“Perfect imperfection” is a trend in furnishings and decor.
“It’s a return to the artisanal and the crafted, with narrative and meaning to objects,” says Caroline Till, co-founder of the London design studio FranklinTill. “Fingerprints of process and technique are part of the aesthetic appeal of the finished item.”
Her studio got together last year with trend researchers from across Europe and the United States to see what’s percolating in interior design, fashion and architecture. They displayed their findings at the recent international textile fair Heimtextil in Frankfurt, Germany, and a published compilation is being used by designers as inspiration for new products.
“Perfect imperfection” was one of the design directions they identified.
One pavilion at the fair featured artisans working on dyeing, weaving and other crafting methods. Barrels of inky blue dye stood next to wooden racks draped with cottons that had been given pattern or left to absorb the color naturally.
Till says indigo is a lead player on the artisanal stage.
“(It’s) embraced by a wave of contemporary brands and designers as they revisit the craft, celebrating the imperfections and graduated hues,” she says.
Indigo pieces can be found in abundance at retailers this season. Arhaus has floor poufs wrapped in indigo-dyed, mud-print-patterned cotton. Indigo and white brushstrokes add an abstract individuality to a classic Norfolk chair from Annie Selke.
Houston designer Margaret Naeve is on board with the perfectly imperfect look.
“From a messy bed to handmade ceramics and metalwork, I hope to see more people looking for pieces that aren’t necessarily manicured,” she says.
“I love curtains that are slightly wrinkled, and vintage African furniture that’s one of a kind, obviously handmade by an artisan. The idea of mixing pieces that aren’t perfect in a polished space excites me,” Naeve says. “There’s nothing more chic than a sophisticated room styled with loose florals and a messy throw, adding a level of approachability to the formality of a carefully designed space.”
Perfectly imperfect also reflects a 15th century Japanese aesthetic: wabi sabi.
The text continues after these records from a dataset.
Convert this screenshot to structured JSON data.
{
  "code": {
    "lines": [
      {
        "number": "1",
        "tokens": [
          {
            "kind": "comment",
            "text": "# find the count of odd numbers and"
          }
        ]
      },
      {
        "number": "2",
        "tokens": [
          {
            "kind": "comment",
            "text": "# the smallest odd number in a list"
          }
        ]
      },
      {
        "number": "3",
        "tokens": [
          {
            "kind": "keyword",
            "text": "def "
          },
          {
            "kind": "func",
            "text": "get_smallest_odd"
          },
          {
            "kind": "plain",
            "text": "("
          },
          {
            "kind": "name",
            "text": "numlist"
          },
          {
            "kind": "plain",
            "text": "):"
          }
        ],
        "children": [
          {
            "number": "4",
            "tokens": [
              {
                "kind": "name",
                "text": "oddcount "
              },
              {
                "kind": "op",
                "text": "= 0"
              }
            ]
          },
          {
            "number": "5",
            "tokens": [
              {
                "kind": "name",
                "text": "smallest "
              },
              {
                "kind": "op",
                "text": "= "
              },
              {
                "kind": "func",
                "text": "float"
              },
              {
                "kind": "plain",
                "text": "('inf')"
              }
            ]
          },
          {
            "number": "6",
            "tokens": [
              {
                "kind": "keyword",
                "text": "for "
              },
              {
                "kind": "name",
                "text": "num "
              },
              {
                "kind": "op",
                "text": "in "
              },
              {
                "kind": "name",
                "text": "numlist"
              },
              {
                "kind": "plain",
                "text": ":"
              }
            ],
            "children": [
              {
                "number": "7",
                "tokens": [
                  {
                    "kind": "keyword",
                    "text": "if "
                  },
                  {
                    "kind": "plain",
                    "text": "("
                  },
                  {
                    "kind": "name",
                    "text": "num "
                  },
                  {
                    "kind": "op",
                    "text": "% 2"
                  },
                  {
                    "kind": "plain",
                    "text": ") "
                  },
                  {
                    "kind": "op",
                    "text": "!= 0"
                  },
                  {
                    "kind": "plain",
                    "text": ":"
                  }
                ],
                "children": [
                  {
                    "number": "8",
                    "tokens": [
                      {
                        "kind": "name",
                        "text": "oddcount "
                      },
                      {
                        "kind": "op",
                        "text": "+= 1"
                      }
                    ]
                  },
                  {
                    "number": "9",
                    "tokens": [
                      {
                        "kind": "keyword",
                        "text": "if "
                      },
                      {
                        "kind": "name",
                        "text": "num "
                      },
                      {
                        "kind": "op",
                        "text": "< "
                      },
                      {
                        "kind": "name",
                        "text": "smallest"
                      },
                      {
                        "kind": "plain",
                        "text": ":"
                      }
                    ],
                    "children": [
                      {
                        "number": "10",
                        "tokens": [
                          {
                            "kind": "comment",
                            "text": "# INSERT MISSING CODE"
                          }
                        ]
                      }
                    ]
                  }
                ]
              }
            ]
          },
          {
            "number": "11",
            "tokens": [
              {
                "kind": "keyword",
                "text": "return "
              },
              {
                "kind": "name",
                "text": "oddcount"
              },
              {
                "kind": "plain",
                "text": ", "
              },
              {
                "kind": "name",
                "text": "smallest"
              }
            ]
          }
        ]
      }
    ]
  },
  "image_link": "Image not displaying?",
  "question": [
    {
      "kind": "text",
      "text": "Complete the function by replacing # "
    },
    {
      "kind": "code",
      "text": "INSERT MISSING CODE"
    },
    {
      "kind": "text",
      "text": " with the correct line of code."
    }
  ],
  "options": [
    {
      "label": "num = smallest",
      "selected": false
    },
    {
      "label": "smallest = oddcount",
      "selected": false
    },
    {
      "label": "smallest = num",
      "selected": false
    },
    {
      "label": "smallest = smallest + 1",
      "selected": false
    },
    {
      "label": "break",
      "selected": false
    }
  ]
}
Loosely translated, it refers to an appreciation of the effects of time, and the humble beauty found in things that are impermanent, old, worn or incomplete.
We see it in the charm of rustic recycled wood, wrinkly linens, and vintage pieces with patina.
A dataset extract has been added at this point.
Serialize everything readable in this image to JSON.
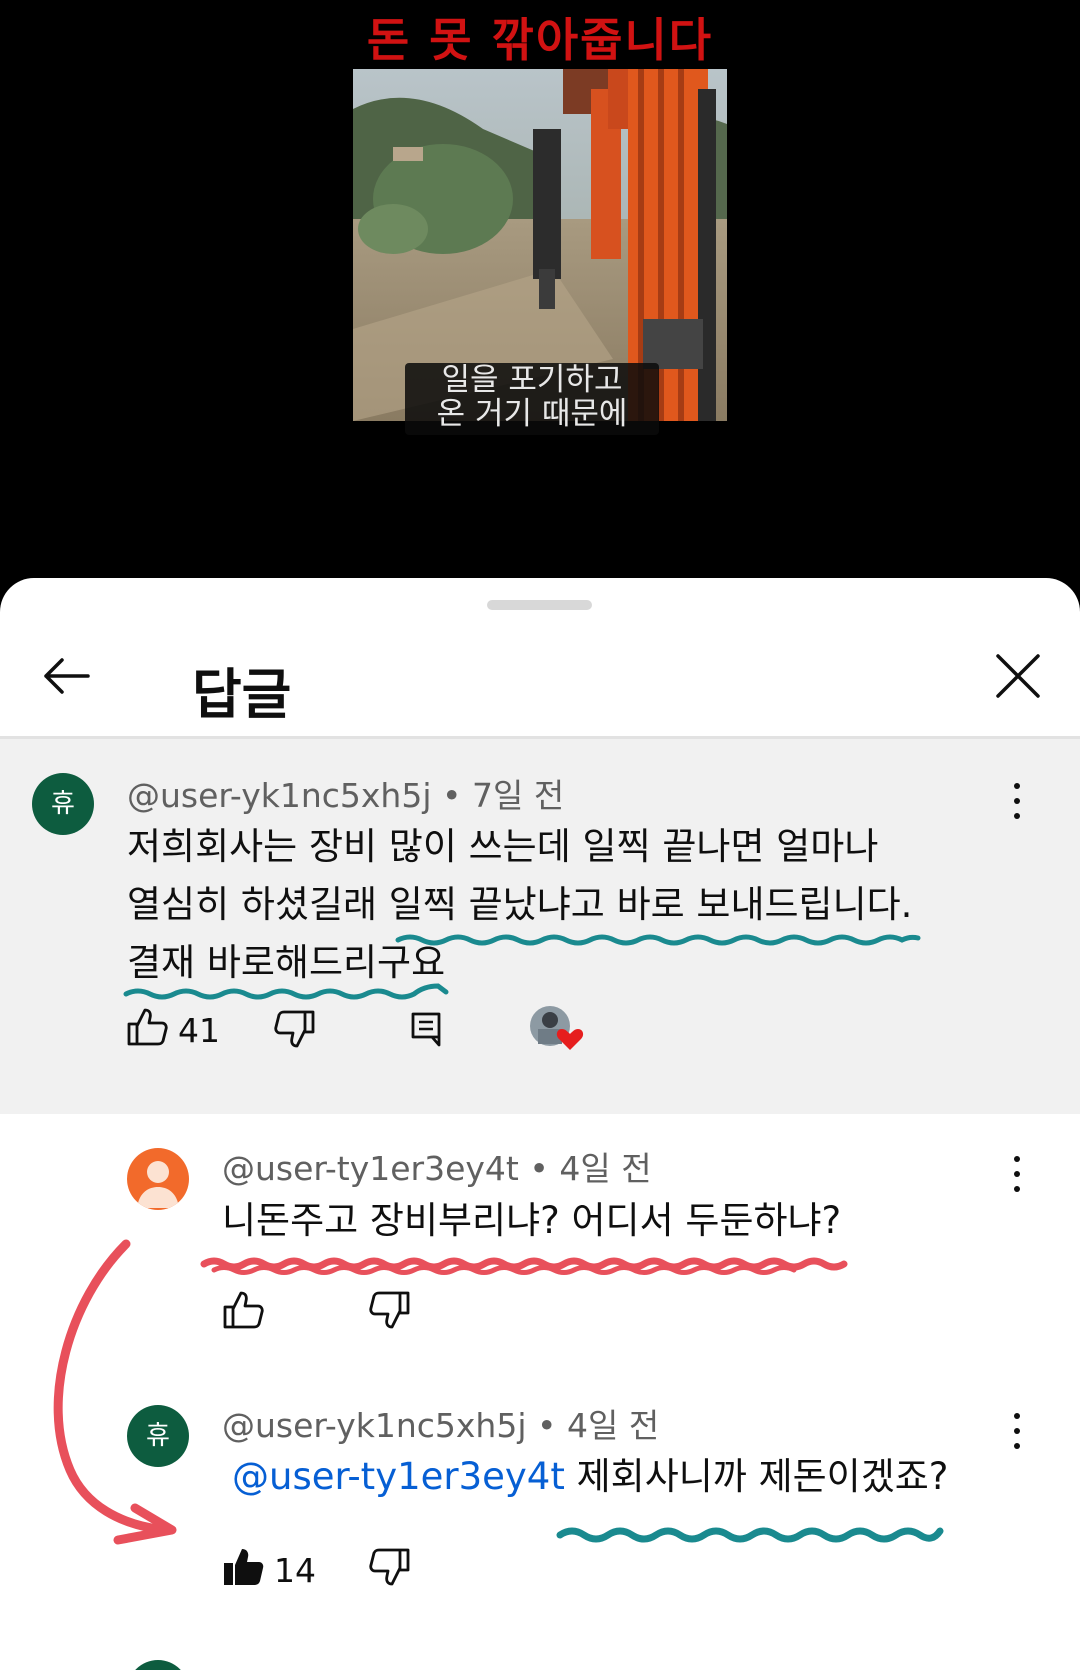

It’s also evident in unpredictable and unique finishes, like reactive or drip glazes, color-washed walls, antiqued pieces and distressed rugs.
Anthropologie’s spring tabletop line includes ceramics from Portugal with painterly drip and wash glazes in gentle hues.
Feathers inspired a set of rugs by Spanish maker Nanimarquina; the free-form rugs each have their own slight imperfections from the handmade process, and come in a soft palette of ivory, pale green and stone.
Crate &Barrel’s Bringham iron vases meld a simple sculptural shape with an aged-look finish of gray, bronze and silver. Grain-rich teak slabs are connected with black wire to create the Marcel wall art that’s organic and contemporary.
A new wall art piece at West Elm is crafted of aluminum, with a textural indigo finish creating a wave pattern. Spring bedding collections includes flax linen and cotton linen covers in calming hues of pool, slate, blush and a gentle gold shade called horseradish.
Inspired by an old wing chair stripped of its upholstery, furniture maker Van Thiel &Co.’s collection of deconstructed seating and ottomans at Restoration Hardware exposes the pieces’ walnut wood frames and burlap and cotton base covers.
Michelle Lamb, a marketing consultant and trend forecaster for the home furnishings industry, says she saw another aspect of the “imperfect” look at last fall’s High Point furniture market. “Fabrics that appear to have been repaired, sliced, cut-and-pierced or defectively woven show the mark of the maker in a very different way,” says Lamb, of The Trend Curve.
This relaxed way of decorating also extends to other aspects of the home. Leigh Spicher, national director of design studios for the homebuilder Ashton Woods, in Roswell, Georgia, says it’s part of a “slow living” trend.
“People are returning to a simpler lifestyle, and it’s affecting every aspect of life, including home design,” she said.